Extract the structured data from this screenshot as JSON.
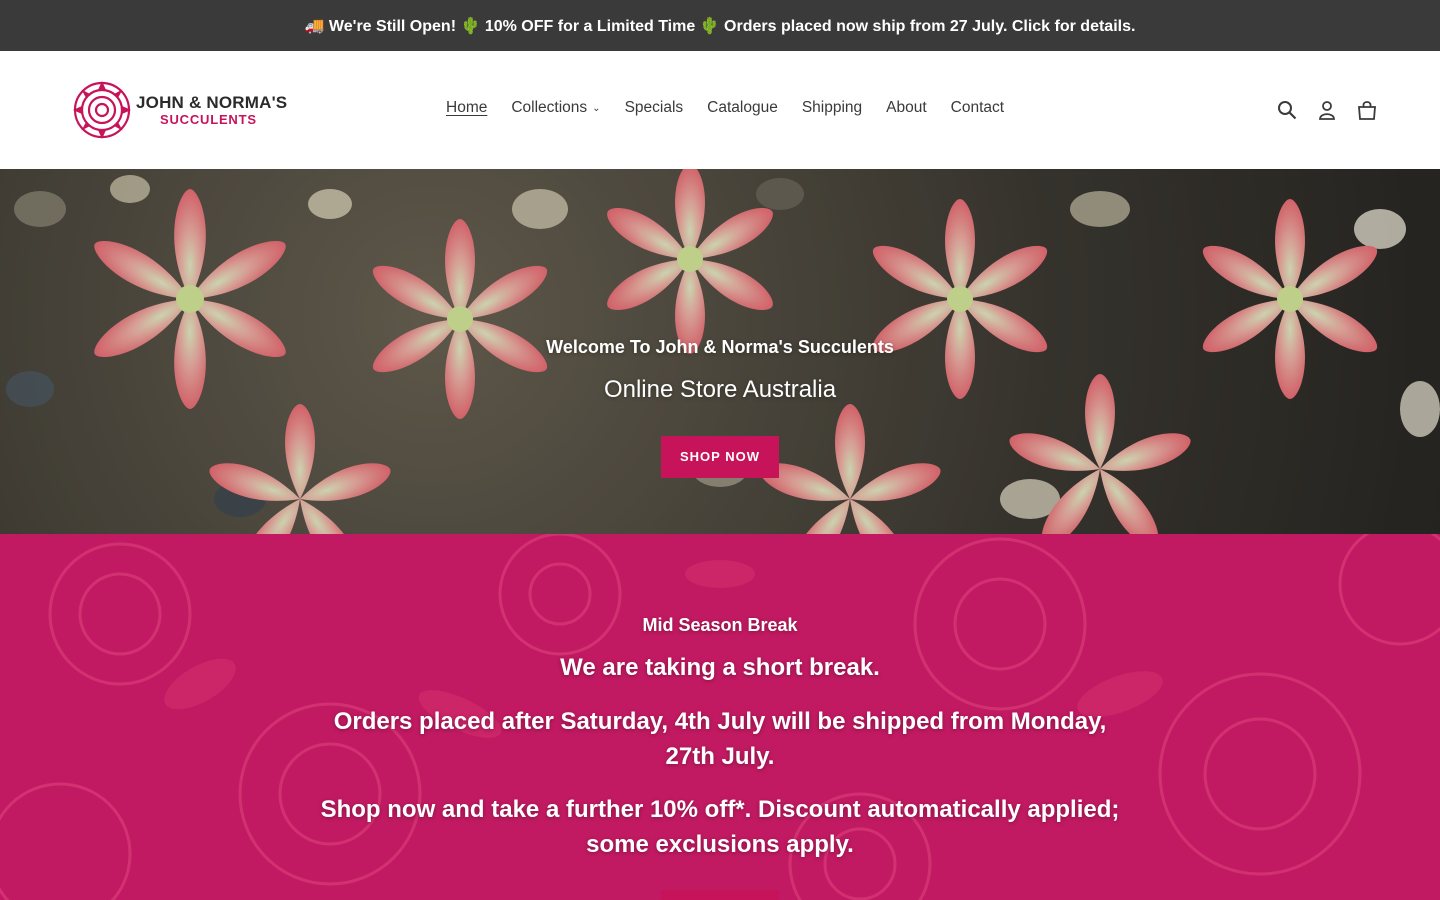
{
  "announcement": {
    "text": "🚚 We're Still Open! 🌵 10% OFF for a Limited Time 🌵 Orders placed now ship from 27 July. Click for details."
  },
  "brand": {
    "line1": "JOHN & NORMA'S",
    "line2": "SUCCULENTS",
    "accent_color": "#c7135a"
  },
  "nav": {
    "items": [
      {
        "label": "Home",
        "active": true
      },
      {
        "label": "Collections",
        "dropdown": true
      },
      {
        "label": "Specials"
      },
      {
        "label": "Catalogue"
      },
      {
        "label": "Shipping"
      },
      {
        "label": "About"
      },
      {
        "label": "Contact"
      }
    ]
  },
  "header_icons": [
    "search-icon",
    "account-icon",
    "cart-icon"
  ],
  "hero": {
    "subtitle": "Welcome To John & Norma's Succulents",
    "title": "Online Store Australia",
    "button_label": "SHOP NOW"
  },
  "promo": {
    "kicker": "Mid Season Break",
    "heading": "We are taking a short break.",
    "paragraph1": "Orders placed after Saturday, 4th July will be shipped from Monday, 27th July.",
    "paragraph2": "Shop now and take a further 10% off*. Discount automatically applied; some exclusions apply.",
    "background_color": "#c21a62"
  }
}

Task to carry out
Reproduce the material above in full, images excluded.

Response to this exercise
Extract the structured data from this screenshot as JSON.
{
  "announcement": {
    "text": "🚚 We're Still Open! 🌵 10% OFF for a Limited Time 🌵 Orders placed now ship from 27 July. Click for details."
  },
  "brand": {
    "line1": "JOHN & NORMA'S",
    "line2": "SUCCULENTS",
    "accent_color": "#c7135a"
  },
  "nav": {
    "items": [
      {
        "label": "Home",
        "active": true
      },
      {
        "label": "Collections",
        "dropdown": true
      },
      {
        "label": "Specials"
      },
      {
        "label": "Catalogue"
      },
      {
        "label": "Shipping"
      },
      {
        "label": "About"
      },
      {
        "label": "Contact"
      }
    ]
  },
  "header_icons": [
    "search-icon",
    "account-icon",
    "cart-icon"
  ],
  "hero": {
    "subtitle": "Welcome To John & Norma's Succulents",
    "title": "Online Store Australia",
    "button_label": "SHOP NOW"
  },
  "promo": {
    "kicker": "Mid Season Break",
    "heading": "We are taking a short break.",
    "paragraph1": "Orders placed after Saturday, 4th July will be shipped from Monday, 27th July.",
    "paragraph2": "Shop now and take a further 10% off*. Discount automatically applied; some exclusions apply.",
    "background_color": "#c21a62"
  }
}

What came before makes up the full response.